It is crucial that phones not be banned during testing, because doing so would hinder students’ ability to demonstrate their dedication to holding themselves to high moral standards, no matter the situation. Continuing to allow them the agency to decide for themselves whether they will keep in line with the conduct their professors expect from them during exams is essential to exemplifying the efficiency of the honor system, as well as students’ determination to maintain the faculty’s firm belief in their reliability.

I believe that instead of Dean Straughan mandating that there is to be no usage of phones during exams at the Williams School, individual professors should explicitly express how they prefer students to take their tests in regards to cellphones and general conduct. I recognize that many do this already, but I belief specific expectations regarding cellphone usage should be addressed. The difference may not seem that distinct, but I feel the honor system thrives more this way, as there is more agency bestowed upon the students to make the proper decisions and to continue working to maintain the trust between students and faculty.

To prohibit students from using their phones during tests is an admittance that the honor system is not as legitimate as everyone believes. Additionally, this move withholds the agency students must have in order for their lack of cellphone usage during tests to have any true meaning on behalf of their personal maturation and the faculty’s trust in them. I believe this ban simply teaches students how to follow instructions, instead of teaching them the importance of doing the noble thing in every situation regardless of whether they’ve been mandated to by a higher-up authority. This ban additionally introduces an unwelcome fragility in the student-faculty bond at Washington and Lee.

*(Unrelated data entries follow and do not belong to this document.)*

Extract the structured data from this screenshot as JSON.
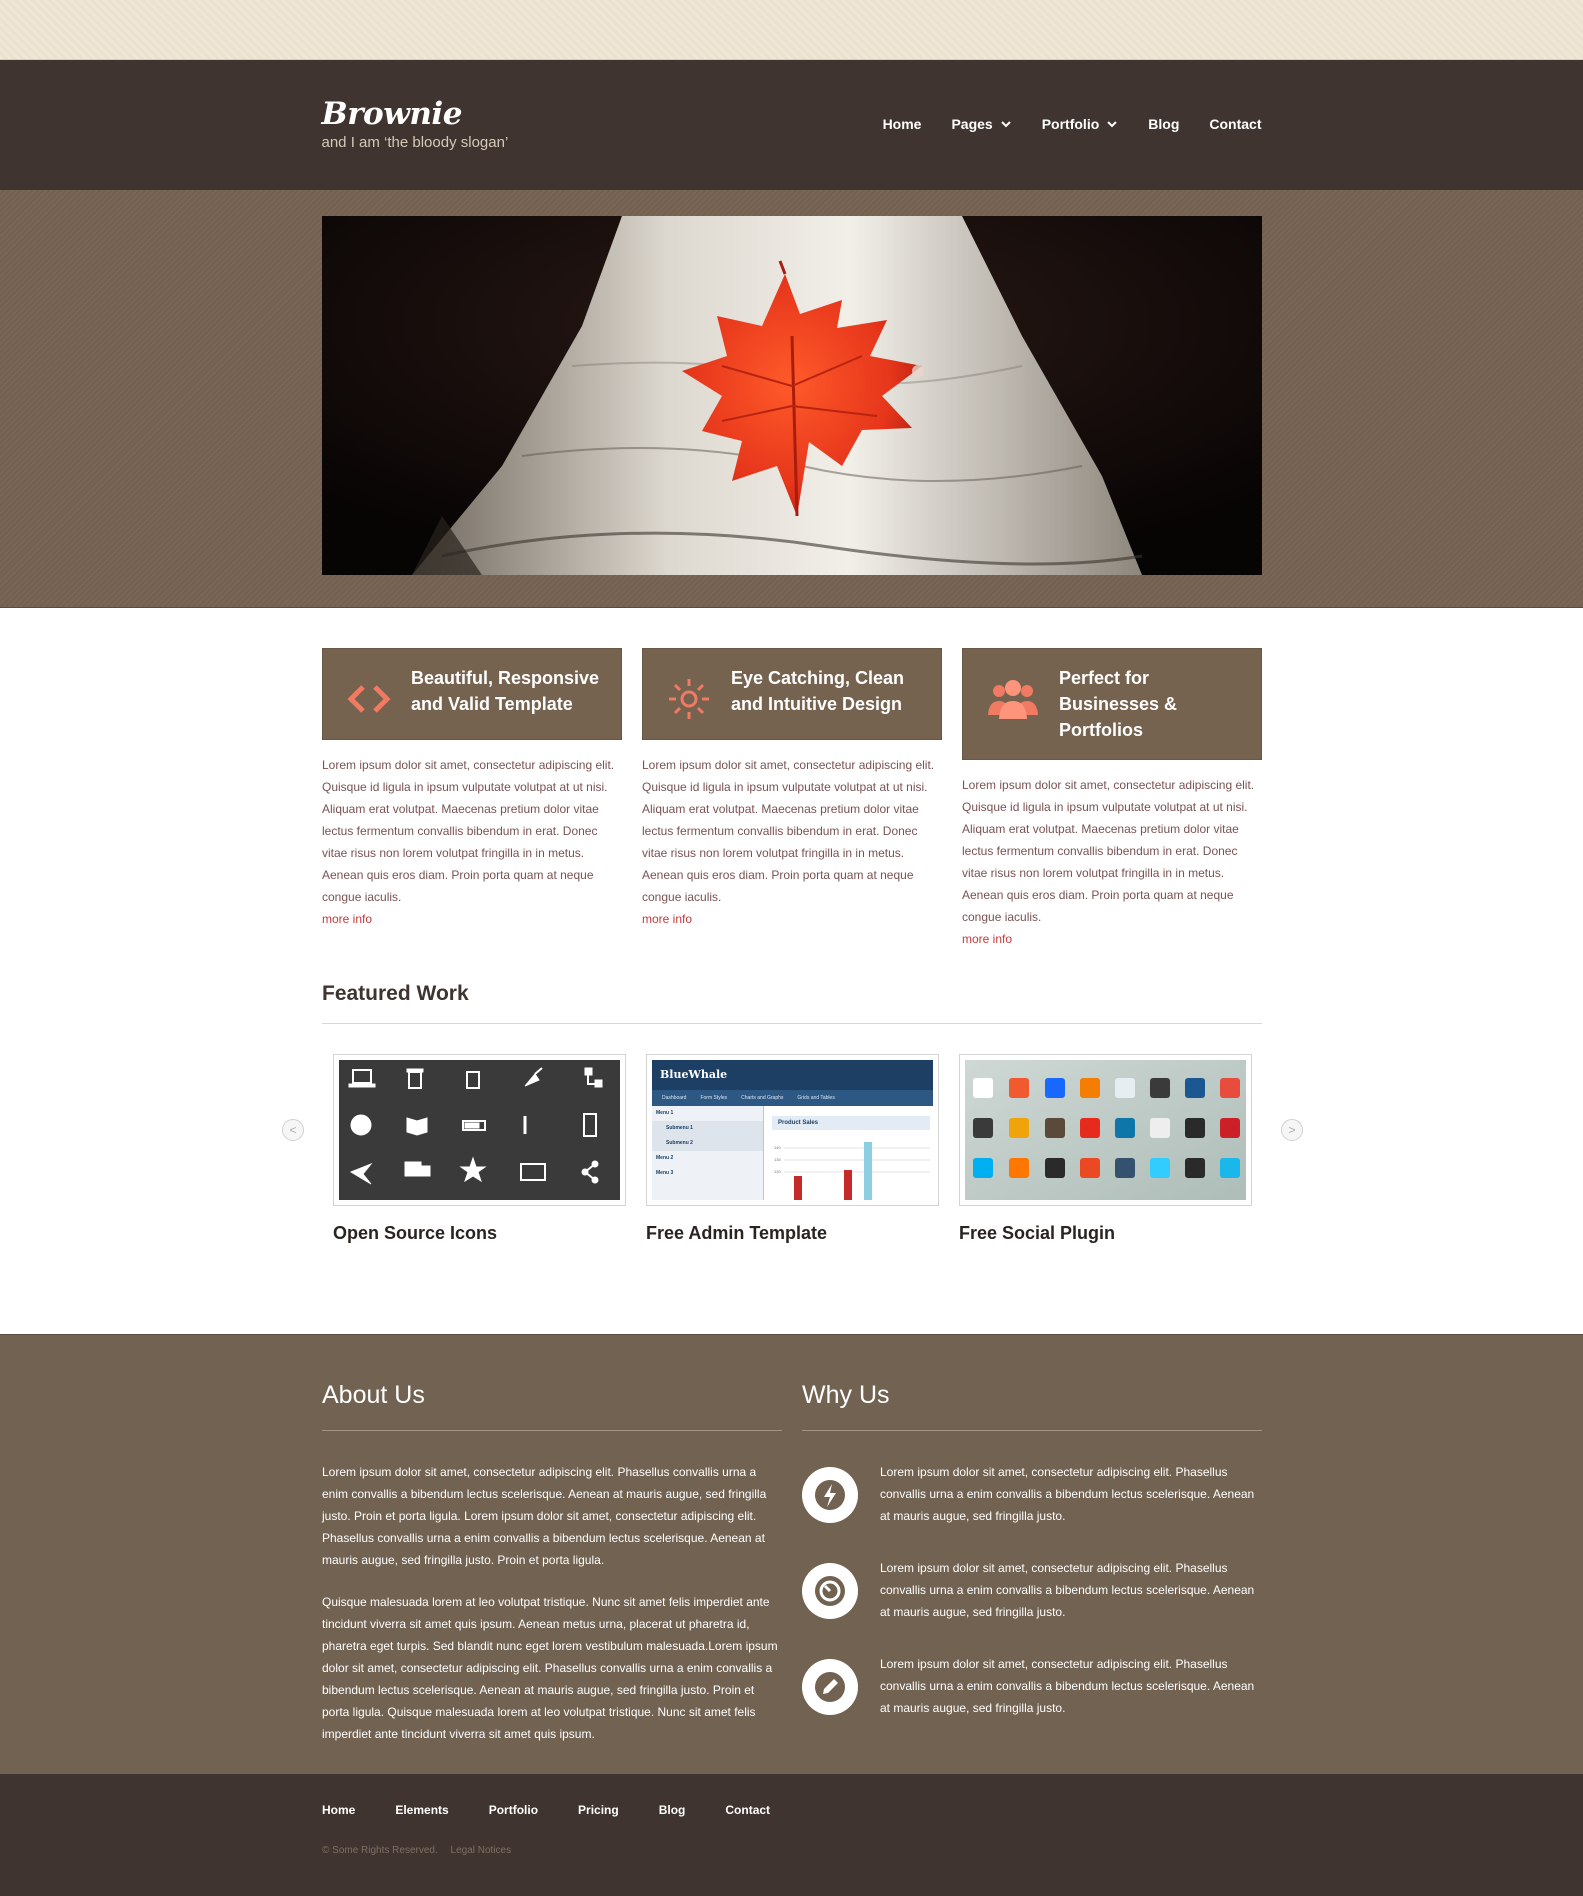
{
  "header": {
    "logo": "Brownie",
    "slogan": "and I am ‘the bloody slogan’",
    "nav": [
      "Home",
      "Pages",
      "Portfolio",
      "Blog",
      "Contact"
    ]
  },
  "features": [
    {
      "title_lines": [
        "Beautiful, Responsive",
        "and Valid Template"
      ],
      "icon": "code-icon",
      "text": "Lorem ipsum dolor sit amet, consectetur adipiscing elit. Quisque id ligula in ipsum vulputate volutpat at ut nisi. Aliquam erat volutpat. Maecenas pretium dolor vitae lectus fermentum convallis bibendum in erat. Donec vitae risus non lorem volutpat fringilla in in metus. Aenean quis eros diam. Proin porta quam at neque congue iaculis.",
      "more": "more info"
    },
    {
      "title_lines": [
        "Eye Catching, Clean",
        "and Intuitive Design"
      ],
      "icon": "sun-icon",
      "text": "Lorem ipsum dolor sit amet, consectetur adipiscing elit. Quisque id ligula in ipsum vulputate volutpat at ut nisi. Aliquam erat volutpat. Maecenas pretium dolor vitae lectus fermentum convallis bibendum in erat. Donec vitae risus non lorem volutpat fringilla in in metus. Aenean quis eros diam. Proin porta quam at neque congue iaculis.",
      "more": "more info"
    },
    {
      "title_lines": [
        "Perfect for",
        "Businesses &",
        "Portfolios"
      ],
      "icon": "users-icon",
      "text": "Lorem ipsum dolor sit amet, consectetur adipiscing elit. Quisque id ligula in ipsum vulputate volutpat at ut nisi. Aliquam erat volutpat. Maecenas pretium dolor vitae lectus fermentum convallis bibendum in erat. Donec vitae risus non lorem volutpat fringilla in in metus. Aenean quis eros diam. Proin porta quam at neque congue iaculis.",
      "more": "more info"
    }
  ],
  "featured_work": {
    "title": "Featured Work",
    "items": [
      {
        "title": "Open Source Icons"
      },
      {
        "title": "Free Admin Template",
        "mock_brand": "BlueWhale",
        "mock_tabs": [
          "Dashboard",
          "Form Styles",
          "Charts and Graphs",
          "Grids and Tables"
        ],
        "mock_menu": [
          "Menu 1",
          "Submenu 1",
          "Submenu 2",
          "Menu 2",
          "Menu 3"
        ],
        "mock_panel": "Product Sales",
        "mock_axis": [
          "140",
          "135",
          "130"
        ]
      },
      {
        "title": "Free Social Plugin"
      }
    ],
    "prev": "<",
    "next": ">"
  },
  "about": {
    "title": "About Us",
    "paragraphs": [
      "Lorem ipsum dolor sit amet, consectetur adipiscing elit. Phasellus convallis urna a enim convallis a bibendum lectus scelerisque. Aenean at mauris augue, sed fringilla justo. Proin et porta ligula. Lorem ipsum dolor sit amet, consectetur adipiscing elit. Phasellus convallis urna a enim convallis a bibendum lectus scelerisque. Aenean at mauris augue, sed fringilla justo. Proin et porta ligula.",
      "Quisque malesuada lorem at leo volutpat tristique. Nunc sit amet felis imperdiet ante tincidunt viverra sit amet quis ipsum. Aenean metus urna, placerat ut pharetra id, pharetra eget turpis. Sed blandit nunc eget lorem vestibulum malesuada.Lorem ipsum dolor sit amet, consectetur adipiscing elit. Phasellus convallis urna a enim convallis a bibendum lectus scelerisque. Aenean at mauris augue, sed fringilla justo. Proin et porta ligula. Quisque malesuada lorem at leo volutpat tristique. Nunc sit amet felis imperdiet ante tincidunt viverra sit amet quis ipsum."
    ]
  },
  "why": {
    "title": "Why Us",
    "items": [
      {
        "icon": "lightning-icon",
        "text": "Lorem ipsum dolor sit amet, consectetur adipiscing elit. Phasellus convallis urna a enim convallis a bibendum lectus scelerisque. Aenean at mauris augue, sed fringilla justo."
      },
      {
        "icon": "gauge-icon",
        "text": "Lorem ipsum dolor sit amet, consectetur adipiscing elit. Phasellus convallis urna a enim convallis a bibendum lectus scelerisque. Aenean at mauris augue, sed fringilla justo."
      },
      {
        "icon": "pencil-icon",
        "text": "Lorem ipsum dolor sit amet, consectetur adipiscing elit. Phasellus convallis urna a enim convallis a bibendum lectus scelerisque. Aenean at mauris augue, sed fringilla justo."
      }
    ]
  },
  "footer": {
    "nav": [
      "Home",
      "Elements",
      "Portfolio",
      "Pricing",
      "Blog",
      "Contact"
    ],
    "copyright": "© Some Rights Reserved.",
    "legal": "Legal Notices"
  },
  "colors": {
    "header": "#3f342f",
    "feature_box": "#76634f",
    "accent_icon": "#f07a62",
    "link": "#c43b3b",
    "footer": "#726252"
  }
}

As stated before, I can completely understand the reasoning behind Dean Straughan’s decision to enforce the business school-wide policy of no cellphone usage during exams. But I believe that such a decision has been made at the expense of true confidence in the honor system and students’ diligence in sustaining the honor system.